[[ Materials provided, beginning ]]

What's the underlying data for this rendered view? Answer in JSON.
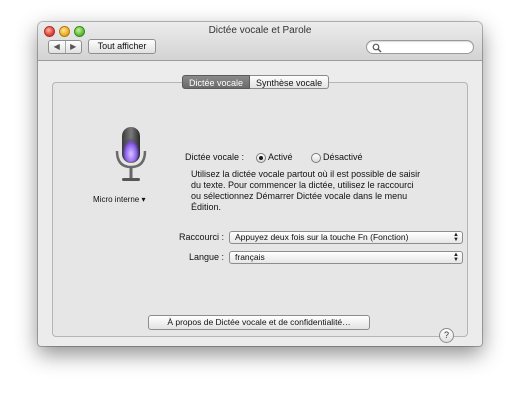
{
  "window": {
    "title": "Dictée vocale et Parole"
  },
  "toolbar": {
    "back_icon": "chevron-left-icon",
    "forward_icon": "chevron-right-icon",
    "back_glyph": "◀",
    "forward_glyph": "▶",
    "show_all_label": "Tout afficher",
    "search_placeholder": ""
  },
  "tabs": [
    {
      "label": "Dictée vocale",
      "selected": true
    },
    {
      "label": "Synthèse vocale",
      "selected": false
    }
  ],
  "microphone": {
    "icon": "microphone-icon",
    "label": "Micro interne ▾"
  },
  "dictation": {
    "label": "Dictée vocale :",
    "options": [
      {
        "label": "Activé",
        "selected": true
      },
      {
        "label": "Désactivé",
        "selected": false
      }
    ],
    "description": [
      "Utilisez la dictée vocale partout où il est possible de saisir",
      "du texte. Pour commencer la dictée, utilisez le raccourci",
      "ou sélectionnez Démarrer Dictée vocale dans le menu",
      "Édition."
    ]
  },
  "shortcut": {
    "label": "Raccourci :",
    "value": "Appuyez deux fois sur la touche Fn (Fonction)"
  },
  "language": {
    "label": "Langue :",
    "value": "français"
  },
  "about_button": "À propos de Dictée vocale et de confidentialité…",
  "help_button": "?",
  "colors": {
    "accent_mic": "#8a5cf0",
    "traffic_close": "#e0463a",
    "traffic_minimize": "#f0b023",
    "traffic_maximize": "#5fbf3a"
  }
}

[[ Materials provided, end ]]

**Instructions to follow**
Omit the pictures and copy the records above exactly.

**Final answer**
What's the underlying data for this rendered view? Answer in JSON.
{
  "window": {
    "title": "Dictée vocale et Parole"
  },
  "toolbar": {
    "back_icon": "chevron-left-icon",
    "forward_icon": "chevron-right-icon",
    "back_glyph": "◀",
    "forward_glyph": "▶",
    "show_all_label": "Tout afficher",
    "search_placeholder": ""
  },
  "tabs": [
    {
      "label": "Dictée vocale",
      "selected": true
    },
    {
      "label": "Synthèse vocale",
      "selected": false
    }
  ],
  "microphone": {
    "icon": "microphone-icon",
    "label": "Micro interne ▾"
  },
  "dictation": {
    "label": "Dictée vocale :",
    "options": [
      {
        "label": "Activé",
        "selected": true
      },
      {
        "label": "Désactivé",
        "selected": false
      }
    ],
    "description": [
      "Utilisez la dictée vocale partout où il est possible de saisir",
      "du texte. Pour commencer la dictée, utilisez le raccourci",
      "ou sélectionnez Démarrer Dictée vocale dans le menu",
      "Édition."
    ]
  },
  "shortcut": {
    "label": "Raccourci :",
    "value": "Appuyez deux fois sur la touche Fn (Fonction)"
  },
  "language": {
    "label": "Langue :",
    "value": "français"
  },
  "about_button": "À propos de Dictée vocale et de confidentialité…",
  "help_button": "?",
  "colors": {
    "accent_mic": "#8a5cf0",
    "traffic_close": "#e0463a",
    "traffic_minimize": "#f0b023",
    "traffic_maximize": "#5fbf3a"
  }
}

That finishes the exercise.